● **Aim of the exercise**:
Word for word, print every entry below.

● **Source data**:
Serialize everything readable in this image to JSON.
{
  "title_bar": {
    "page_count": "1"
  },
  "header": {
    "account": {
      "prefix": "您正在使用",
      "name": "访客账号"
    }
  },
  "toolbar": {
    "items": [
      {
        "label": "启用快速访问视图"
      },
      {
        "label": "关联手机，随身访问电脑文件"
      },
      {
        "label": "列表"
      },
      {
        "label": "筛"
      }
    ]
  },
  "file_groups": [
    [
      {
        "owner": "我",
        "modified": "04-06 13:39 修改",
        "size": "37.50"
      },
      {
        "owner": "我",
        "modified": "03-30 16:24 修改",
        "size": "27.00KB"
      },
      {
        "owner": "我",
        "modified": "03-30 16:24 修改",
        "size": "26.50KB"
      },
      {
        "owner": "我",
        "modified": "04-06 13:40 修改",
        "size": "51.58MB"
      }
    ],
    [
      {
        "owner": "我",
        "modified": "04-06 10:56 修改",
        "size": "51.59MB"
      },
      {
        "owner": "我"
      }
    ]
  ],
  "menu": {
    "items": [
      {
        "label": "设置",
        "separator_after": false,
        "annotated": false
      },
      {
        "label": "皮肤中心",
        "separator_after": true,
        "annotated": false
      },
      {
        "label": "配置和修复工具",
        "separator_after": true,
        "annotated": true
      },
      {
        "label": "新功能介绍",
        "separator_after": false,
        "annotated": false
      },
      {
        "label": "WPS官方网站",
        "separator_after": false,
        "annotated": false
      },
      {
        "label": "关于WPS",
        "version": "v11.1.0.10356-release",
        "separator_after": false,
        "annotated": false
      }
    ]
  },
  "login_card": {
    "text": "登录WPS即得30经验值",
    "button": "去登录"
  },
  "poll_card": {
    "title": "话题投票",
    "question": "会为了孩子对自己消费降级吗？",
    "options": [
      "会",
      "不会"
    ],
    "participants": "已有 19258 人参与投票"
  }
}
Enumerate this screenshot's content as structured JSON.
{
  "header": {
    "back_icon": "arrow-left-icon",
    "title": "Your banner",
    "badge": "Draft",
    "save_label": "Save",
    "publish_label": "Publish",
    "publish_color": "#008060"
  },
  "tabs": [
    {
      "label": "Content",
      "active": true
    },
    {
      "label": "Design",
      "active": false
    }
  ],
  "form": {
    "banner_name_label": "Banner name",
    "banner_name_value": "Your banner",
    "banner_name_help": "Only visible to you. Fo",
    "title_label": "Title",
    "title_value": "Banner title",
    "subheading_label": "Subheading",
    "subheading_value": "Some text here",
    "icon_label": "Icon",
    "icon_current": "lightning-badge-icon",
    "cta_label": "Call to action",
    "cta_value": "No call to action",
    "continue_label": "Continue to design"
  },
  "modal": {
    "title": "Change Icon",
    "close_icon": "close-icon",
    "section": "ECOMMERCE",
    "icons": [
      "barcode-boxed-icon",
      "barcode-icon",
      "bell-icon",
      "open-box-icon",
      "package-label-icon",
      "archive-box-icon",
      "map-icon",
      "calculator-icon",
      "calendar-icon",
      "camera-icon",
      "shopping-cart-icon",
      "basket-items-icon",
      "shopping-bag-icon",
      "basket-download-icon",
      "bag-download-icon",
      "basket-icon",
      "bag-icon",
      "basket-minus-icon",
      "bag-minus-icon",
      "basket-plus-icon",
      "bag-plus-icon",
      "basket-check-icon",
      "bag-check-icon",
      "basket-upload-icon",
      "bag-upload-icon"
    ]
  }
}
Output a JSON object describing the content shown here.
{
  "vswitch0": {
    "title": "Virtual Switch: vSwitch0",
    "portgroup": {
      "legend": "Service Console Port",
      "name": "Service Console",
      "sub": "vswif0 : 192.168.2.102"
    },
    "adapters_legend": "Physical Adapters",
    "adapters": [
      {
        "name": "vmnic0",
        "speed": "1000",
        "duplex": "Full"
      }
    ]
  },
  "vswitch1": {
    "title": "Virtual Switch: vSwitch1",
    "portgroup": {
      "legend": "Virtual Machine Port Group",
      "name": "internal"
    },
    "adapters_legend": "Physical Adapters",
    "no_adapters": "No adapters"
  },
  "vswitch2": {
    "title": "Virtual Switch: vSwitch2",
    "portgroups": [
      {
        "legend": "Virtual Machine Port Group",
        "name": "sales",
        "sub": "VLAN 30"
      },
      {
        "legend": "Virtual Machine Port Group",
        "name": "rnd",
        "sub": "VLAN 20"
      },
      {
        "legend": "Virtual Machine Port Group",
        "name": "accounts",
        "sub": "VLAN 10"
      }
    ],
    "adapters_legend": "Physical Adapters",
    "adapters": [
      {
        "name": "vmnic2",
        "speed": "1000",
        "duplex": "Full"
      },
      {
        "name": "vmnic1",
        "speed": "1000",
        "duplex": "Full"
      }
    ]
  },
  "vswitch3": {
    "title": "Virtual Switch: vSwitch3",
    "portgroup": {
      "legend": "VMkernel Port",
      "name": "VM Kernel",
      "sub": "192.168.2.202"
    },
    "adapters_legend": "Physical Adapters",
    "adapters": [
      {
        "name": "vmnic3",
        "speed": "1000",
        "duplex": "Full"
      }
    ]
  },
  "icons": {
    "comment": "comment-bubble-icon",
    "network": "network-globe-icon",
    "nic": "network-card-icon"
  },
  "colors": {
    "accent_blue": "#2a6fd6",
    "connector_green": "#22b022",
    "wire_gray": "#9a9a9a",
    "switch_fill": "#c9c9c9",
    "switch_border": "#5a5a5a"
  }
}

● **Exercise output**:
Serialize everything readable in this image to JSON.
{
  "title_bar": {
    "page_count": "1"
  },
  "header": {
    "account": {
      "prefix": "您正在使用",
      "name": "访客账号"
    }
  },
  "toolbar": {
    "items": [
      {
        "label": "启用快速访问视图"
      },
      {
        "label": "关联手机，随身访问电脑文件"
      },
      {
        "label": "列表"
      },
      {
        "label": "筛"
      }
    ]
  },
  "file_groups": [
    [
      {
        "owner": "我",
        "modified": "04-06 13:39 修改",
        "size": "37.50"
      },
      {
        "owner": "我",
        "modified": "03-30 16:24 修改",
        "size": "27.00KB"
      },
      {
        "owner": "我",
        "modified": "03-30 16:24 修改",
        "size": "26.50KB"
      },
      {
        "owner": "我",
        "modified": "04-06 13:40 修改",
        "size": "51.58MB"
      }
    ],
    [
      {
        "owner": "我",
        "modified": "04-06 10:56 修改",
        "size": "51.59MB"
      },
      {
        "owner": "我"
      }
    ]
  ],
  "menu": {
    "items": [
      {
        "label": "设置",
        "separator_after": false,
        "annotated": false
      },
      {
        "label": "皮肤中心",
        "separator_after": true,
        "annotated": false
      },
      {
        "label": "配置和修复工具",
        "separator_after": true,
        "annotated": true
      },
      {
        "label": "新功能介绍",
        "separator_after": false,
        "annotated": false
      },
      {
        "label": "WPS官方网站",
        "separator_after": false,
        "annotated": false
      },
      {
        "label": "关于WPS",
        "version": "v11.1.0.10356-release",
        "separator_after": false,
        "annotated": false
      }
    ]
  },
  "login_card": {
    "text": "登录WPS即得30经验值",
    "button": "去登录"
  },
  "poll_card": {
    "title": "话题投票",
    "question": "会为了孩子对自己消费降级吗？",
    "options": [
      "会",
      "不会"
    ],
    "participants": "已有 19258 人参与投票"
  }
}
Enumerate this screenshot's content as structured JSON.
{
  "header": {
    "back_icon": "arrow-left-icon",
    "title": "Your banner",
    "badge": "Draft",
    "save_label": "Save",
    "publish_label": "Publish",
    "publish_color": "#008060"
  },
  "tabs": [
    {
      "label": "Content",
      "active": true
    },
    {
      "label": "Design",
      "active": false
    }
  ],
  "form": {
    "banner_name_label": "Banner name",
    "banner_name_value": "Your banner",
    "banner_name_help": "Only visible to you. Fo",
    "title_label": "Title",
    "title_value": "Banner title",
    "subheading_label": "Subheading",
    "subheading_value": "Some text here",
    "icon_label": "Icon",
    "icon_current": "lightning-badge-icon",
    "cta_label": "Call to action",
    "cta_value": "No call to action",
    "continue_label": "Continue to design"
  },
  "modal": {
    "title": "Change Icon",
    "close_icon": "close-icon",
    "section": "ECOMMERCE",
    "icons": [
      "barcode-boxed-icon",
      "barcode-icon",
      "bell-icon",
      "open-box-icon",
      "package-label-icon",
      "archive-box-icon",
      "map-icon",
      "calculator-icon",
      "calendar-icon",
      "camera-icon",
      "shopping-cart-icon",
      "basket-items-icon",
      "shopping-bag-icon",
      "basket-download-icon",
      "bag-download-icon",
      "basket-icon",
      "bag-icon",
      "basket-minus-icon",
      "bag-minus-icon",
      "basket-plus-icon",
      "bag-plus-icon",
      "basket-check-icon",
      "bag-check-icon",
      "basket-upload-icon",
      "bag-upload-icon"
    ]
  }
}
Output a JSON object describing the content shown here.
{
  "vswitch0": {
    "title": "Virtual Switch: vSwitch0",
    "portgroup": {
      "legend": "Service Console Port",
      "name": "Service Console",
      "sub": "vswif0 : 192.168.2.102"
    },
    "adapters_legend": "Physical Adapters",
    "adapters": [
      {
        "name": "vmnic0",
        "speed": "1000",
        "duplex": "Full"
      }
    ]
  },
  "vswitch1": {
    "title": "Virtual Switch: vSwitch1",
    "portgroup": {
      "legend": "Virtual Machine Port Group",
      "name": "internal"
    },
    "adapters_legend": "Physical Adapters",
    "no_adapters": "No adapters"
  },
  "vswitch2": {
    "title": "Virtual Switch: vSwitch2",
    "portgroups": [
      {
        "legend": "Virtual Machine Port Group",
        "name": "sales",
        "sub": "VLAN 30"
      },
      {
        "legend": "Virtual Machine Port Group",
        "name": "rnd",
        "sub": "VLAN 20"
      },
      {
        "legend": "Virtual Machine Port Group",
        "name": "accounts",
        "sub": "VLAN 10"
      }
    ],
    "adapters_legend": "Physical Adapters",
    "adapters": [
      {
        "name": "vmnic2",
        "speed": "1000",
        "duplex": "Full"
      },
      {
        "name": "vmnic1",
        "speed": "1000",
        "duplex": "Full"
      }
    ]
  },
  "vswitch3": {
    "title": "Virtual Switch: vSwitch3",
    "portgroup": {
      "legend": "VMkernel Port",
      "name": "VM Kernel",
      "sub": "192.168.2.202"
    },
    "adapters_legend": "Physical Adapters",
    "adapters": [
      {
        "name": "vmnic3",
        "speed": "1000",
        "duplex": "Full"
      }
    ]
  },
  "icons": {
    "comment": "comment-bubble-icon",
    "network": "network-globe-icon",
    "nic": "network-card-icon"
  },
  "colors": {
    "accent_blue": "#2a6fd6",
    "connector_green": "#22b022",
    "wire_gray": "#9a9a9a",
    "switch_fill": "#c9c9c9",
    "switch_border": "#5a5a5a"
  }
}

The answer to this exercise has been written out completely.